Data records for software interfaces
────────────────────────────────────────

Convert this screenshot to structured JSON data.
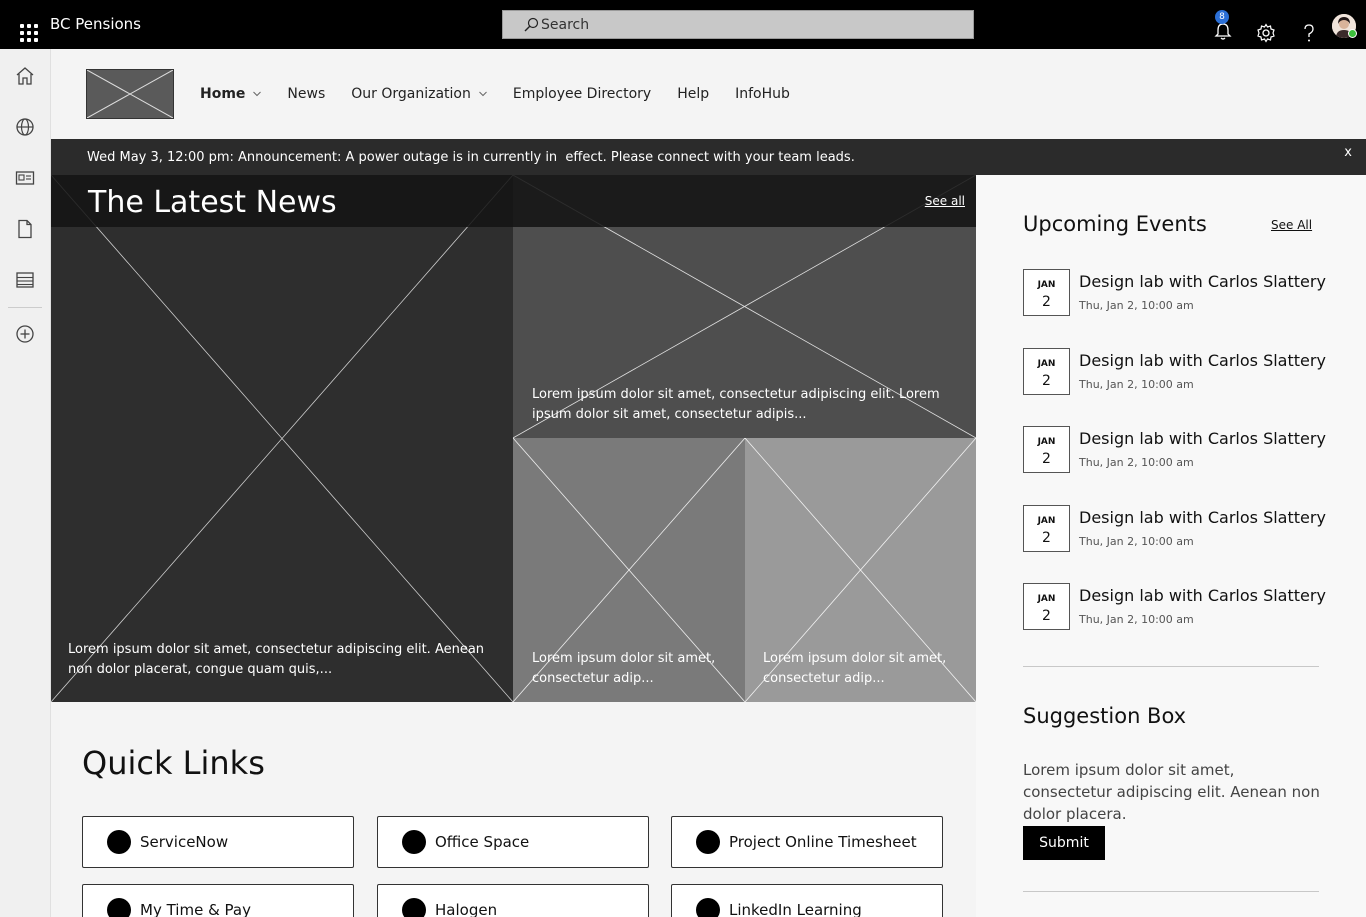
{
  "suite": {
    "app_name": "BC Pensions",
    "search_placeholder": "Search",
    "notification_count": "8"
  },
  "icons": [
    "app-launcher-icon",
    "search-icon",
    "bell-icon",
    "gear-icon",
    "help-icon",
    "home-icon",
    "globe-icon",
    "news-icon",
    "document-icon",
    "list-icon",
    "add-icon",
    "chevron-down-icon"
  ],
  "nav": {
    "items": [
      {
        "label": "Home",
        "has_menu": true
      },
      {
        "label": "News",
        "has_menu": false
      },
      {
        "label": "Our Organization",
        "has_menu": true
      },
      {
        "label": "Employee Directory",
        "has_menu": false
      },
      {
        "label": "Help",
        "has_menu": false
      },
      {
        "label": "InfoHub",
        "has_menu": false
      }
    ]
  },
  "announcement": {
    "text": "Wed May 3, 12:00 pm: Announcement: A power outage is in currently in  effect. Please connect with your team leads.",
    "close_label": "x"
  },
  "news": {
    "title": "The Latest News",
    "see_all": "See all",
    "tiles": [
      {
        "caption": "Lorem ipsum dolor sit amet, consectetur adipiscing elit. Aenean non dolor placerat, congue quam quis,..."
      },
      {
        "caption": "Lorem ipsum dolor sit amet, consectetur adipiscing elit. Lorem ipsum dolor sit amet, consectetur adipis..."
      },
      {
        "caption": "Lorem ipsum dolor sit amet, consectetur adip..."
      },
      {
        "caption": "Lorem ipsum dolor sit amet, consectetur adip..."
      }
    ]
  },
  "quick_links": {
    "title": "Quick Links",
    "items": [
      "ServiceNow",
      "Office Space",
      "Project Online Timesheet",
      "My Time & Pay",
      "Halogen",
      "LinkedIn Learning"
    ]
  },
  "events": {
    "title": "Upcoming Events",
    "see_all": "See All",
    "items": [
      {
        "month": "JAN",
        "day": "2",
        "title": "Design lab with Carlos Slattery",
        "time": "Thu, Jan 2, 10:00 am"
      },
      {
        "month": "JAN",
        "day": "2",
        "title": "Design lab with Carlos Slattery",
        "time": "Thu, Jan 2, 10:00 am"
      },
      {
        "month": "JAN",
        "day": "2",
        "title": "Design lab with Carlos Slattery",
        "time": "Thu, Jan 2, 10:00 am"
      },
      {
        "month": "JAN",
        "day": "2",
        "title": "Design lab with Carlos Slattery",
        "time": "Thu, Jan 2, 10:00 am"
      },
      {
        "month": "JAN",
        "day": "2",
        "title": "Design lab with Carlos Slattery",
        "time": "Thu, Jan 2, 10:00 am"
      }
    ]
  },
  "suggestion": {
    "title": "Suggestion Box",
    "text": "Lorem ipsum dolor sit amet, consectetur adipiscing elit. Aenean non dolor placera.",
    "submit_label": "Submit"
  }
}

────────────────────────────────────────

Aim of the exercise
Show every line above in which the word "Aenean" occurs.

Task response
        "caption": "Lorem ipsum dolor sit amet, consectetur adipiscing elit. Aenean non dolor placerat, congue quam quis,..."
    "text": "Lorem ipsum dolor sit amet, consectetur adipiscing elit. Aenean non dolor placera.",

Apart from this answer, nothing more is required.